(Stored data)
^^^^^^^^^^^^^^^^
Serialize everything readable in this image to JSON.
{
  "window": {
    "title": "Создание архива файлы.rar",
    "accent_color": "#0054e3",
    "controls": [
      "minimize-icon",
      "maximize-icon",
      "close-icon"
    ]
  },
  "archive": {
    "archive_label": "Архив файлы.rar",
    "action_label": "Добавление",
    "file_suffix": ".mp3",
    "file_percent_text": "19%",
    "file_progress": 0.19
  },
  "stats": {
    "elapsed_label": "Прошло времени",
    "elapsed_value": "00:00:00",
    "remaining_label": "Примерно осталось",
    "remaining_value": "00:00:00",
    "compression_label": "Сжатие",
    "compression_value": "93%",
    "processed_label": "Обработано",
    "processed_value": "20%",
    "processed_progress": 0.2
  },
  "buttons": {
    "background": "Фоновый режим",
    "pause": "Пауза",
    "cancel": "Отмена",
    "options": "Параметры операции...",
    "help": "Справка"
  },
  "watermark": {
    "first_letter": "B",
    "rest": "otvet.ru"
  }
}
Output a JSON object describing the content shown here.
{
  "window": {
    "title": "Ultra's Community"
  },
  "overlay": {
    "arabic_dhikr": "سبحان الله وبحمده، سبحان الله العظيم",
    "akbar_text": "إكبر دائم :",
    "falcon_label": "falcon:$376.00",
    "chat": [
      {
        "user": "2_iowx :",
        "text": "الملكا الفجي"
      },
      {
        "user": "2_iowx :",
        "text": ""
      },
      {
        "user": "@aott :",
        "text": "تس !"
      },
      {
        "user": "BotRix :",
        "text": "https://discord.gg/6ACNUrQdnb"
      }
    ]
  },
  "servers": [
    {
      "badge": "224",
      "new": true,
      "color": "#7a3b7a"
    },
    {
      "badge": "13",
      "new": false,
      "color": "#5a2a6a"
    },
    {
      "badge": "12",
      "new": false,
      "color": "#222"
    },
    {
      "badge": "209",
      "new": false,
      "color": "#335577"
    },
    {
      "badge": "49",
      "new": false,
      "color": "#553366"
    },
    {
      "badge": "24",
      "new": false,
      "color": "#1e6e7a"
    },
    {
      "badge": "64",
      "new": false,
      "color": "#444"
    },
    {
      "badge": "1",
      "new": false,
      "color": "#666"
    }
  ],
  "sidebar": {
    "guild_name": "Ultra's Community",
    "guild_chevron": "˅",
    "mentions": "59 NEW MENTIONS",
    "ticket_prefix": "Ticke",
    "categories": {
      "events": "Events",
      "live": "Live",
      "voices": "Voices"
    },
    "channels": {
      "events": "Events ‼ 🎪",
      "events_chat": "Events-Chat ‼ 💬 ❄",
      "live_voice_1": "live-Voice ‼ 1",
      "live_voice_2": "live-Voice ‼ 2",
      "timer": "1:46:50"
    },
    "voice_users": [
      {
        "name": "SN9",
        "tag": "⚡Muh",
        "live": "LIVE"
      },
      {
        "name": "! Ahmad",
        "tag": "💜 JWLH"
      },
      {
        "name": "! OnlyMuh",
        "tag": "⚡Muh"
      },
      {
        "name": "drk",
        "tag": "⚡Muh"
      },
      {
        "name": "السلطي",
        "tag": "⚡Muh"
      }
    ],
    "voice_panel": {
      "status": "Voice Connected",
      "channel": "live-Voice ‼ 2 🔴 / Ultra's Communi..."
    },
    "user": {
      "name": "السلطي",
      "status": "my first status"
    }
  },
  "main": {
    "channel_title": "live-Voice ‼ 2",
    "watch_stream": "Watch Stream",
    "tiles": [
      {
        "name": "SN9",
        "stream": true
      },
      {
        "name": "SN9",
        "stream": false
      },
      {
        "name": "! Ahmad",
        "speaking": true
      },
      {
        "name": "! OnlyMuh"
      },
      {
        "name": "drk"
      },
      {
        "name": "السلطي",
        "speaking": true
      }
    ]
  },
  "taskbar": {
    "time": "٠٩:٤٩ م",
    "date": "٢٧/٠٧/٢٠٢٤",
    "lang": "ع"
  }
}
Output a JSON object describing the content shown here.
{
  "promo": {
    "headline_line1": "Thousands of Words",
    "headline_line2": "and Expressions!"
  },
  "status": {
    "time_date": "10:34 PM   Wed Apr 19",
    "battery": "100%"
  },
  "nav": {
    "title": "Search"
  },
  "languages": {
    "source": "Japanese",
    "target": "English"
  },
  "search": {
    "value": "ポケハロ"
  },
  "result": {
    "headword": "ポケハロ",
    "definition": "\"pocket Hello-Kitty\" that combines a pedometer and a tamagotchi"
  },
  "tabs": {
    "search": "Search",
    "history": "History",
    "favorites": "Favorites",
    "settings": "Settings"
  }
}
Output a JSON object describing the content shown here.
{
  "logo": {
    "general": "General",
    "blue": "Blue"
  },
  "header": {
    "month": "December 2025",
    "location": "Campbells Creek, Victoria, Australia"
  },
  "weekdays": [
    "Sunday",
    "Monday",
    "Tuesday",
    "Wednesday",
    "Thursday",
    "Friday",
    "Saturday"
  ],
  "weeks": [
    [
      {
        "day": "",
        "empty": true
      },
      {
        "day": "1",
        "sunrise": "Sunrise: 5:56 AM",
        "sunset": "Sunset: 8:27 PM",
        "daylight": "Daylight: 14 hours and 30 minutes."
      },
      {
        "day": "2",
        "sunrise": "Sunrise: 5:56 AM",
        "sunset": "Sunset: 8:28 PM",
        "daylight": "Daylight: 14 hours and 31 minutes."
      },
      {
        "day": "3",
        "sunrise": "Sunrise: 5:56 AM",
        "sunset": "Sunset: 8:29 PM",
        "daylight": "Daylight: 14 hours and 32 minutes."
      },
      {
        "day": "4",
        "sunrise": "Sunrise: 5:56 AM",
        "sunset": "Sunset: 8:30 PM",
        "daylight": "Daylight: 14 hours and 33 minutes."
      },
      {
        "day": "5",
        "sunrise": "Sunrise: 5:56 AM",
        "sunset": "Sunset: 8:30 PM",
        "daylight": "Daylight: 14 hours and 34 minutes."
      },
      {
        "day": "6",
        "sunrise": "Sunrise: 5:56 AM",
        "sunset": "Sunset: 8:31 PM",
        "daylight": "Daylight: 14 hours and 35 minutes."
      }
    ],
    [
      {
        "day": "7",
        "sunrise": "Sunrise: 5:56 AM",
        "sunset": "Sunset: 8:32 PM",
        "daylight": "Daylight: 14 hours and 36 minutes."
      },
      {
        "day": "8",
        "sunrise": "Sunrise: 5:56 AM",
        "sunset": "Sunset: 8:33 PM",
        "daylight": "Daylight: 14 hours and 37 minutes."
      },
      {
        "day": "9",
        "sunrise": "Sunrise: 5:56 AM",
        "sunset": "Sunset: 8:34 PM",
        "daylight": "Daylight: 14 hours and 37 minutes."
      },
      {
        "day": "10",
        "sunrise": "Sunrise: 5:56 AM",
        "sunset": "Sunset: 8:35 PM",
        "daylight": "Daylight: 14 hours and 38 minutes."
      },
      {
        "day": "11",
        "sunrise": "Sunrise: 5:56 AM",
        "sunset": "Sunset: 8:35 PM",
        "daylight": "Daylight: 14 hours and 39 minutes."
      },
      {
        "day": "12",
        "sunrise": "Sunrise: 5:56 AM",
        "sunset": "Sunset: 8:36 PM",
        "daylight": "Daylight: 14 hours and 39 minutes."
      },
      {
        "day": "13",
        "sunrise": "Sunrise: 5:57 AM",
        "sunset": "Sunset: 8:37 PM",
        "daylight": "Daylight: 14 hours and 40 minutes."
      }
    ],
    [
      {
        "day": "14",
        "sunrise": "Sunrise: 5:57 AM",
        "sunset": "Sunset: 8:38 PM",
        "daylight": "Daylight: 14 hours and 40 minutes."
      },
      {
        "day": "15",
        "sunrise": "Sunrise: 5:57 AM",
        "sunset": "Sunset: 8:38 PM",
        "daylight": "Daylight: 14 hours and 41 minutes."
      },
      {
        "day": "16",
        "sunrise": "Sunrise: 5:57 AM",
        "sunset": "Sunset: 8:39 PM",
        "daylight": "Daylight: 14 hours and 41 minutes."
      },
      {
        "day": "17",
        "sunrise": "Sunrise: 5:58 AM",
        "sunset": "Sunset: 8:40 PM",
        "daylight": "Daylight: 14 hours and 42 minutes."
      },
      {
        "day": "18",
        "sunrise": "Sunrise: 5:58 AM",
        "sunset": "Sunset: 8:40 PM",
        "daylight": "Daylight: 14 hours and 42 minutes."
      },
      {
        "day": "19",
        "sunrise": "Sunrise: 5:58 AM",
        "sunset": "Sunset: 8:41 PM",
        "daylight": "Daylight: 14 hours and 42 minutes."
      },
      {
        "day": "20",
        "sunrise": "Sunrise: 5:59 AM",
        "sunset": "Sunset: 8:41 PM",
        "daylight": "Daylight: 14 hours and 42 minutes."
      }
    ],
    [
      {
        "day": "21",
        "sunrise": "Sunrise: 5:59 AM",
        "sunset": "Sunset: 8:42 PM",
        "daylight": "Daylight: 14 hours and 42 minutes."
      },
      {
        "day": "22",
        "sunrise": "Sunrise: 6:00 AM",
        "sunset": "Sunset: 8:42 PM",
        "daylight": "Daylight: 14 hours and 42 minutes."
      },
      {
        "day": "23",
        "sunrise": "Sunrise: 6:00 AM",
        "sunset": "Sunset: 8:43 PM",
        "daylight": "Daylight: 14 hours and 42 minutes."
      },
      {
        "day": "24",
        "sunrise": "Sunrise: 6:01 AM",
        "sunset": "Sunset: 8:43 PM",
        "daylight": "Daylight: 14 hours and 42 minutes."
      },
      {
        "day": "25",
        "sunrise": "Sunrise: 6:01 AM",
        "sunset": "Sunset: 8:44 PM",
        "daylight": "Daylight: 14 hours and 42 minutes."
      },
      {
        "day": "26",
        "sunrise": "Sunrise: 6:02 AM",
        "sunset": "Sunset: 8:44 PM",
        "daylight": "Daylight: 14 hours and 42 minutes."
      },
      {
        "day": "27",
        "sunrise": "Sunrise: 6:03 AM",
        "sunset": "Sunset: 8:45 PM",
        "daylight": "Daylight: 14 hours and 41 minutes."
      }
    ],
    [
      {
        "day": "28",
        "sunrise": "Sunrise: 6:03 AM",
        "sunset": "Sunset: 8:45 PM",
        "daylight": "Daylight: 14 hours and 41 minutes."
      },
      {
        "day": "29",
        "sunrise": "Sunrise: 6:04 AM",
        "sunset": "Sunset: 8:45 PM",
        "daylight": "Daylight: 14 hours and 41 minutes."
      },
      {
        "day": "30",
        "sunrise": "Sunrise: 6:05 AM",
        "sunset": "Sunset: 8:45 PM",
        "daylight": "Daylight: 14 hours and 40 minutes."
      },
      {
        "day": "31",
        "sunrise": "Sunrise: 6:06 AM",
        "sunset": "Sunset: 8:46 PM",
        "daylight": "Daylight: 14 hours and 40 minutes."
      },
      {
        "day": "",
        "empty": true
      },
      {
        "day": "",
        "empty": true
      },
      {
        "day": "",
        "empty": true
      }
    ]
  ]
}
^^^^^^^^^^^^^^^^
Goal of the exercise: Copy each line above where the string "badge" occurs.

Response to the exercise:
      "badge": "224",
      "badge": "13",
      "badge": "12",
      "badge": "209",
      "badge": "49",
      "badge": "24",
      "badge": "64",
      "badge": "1",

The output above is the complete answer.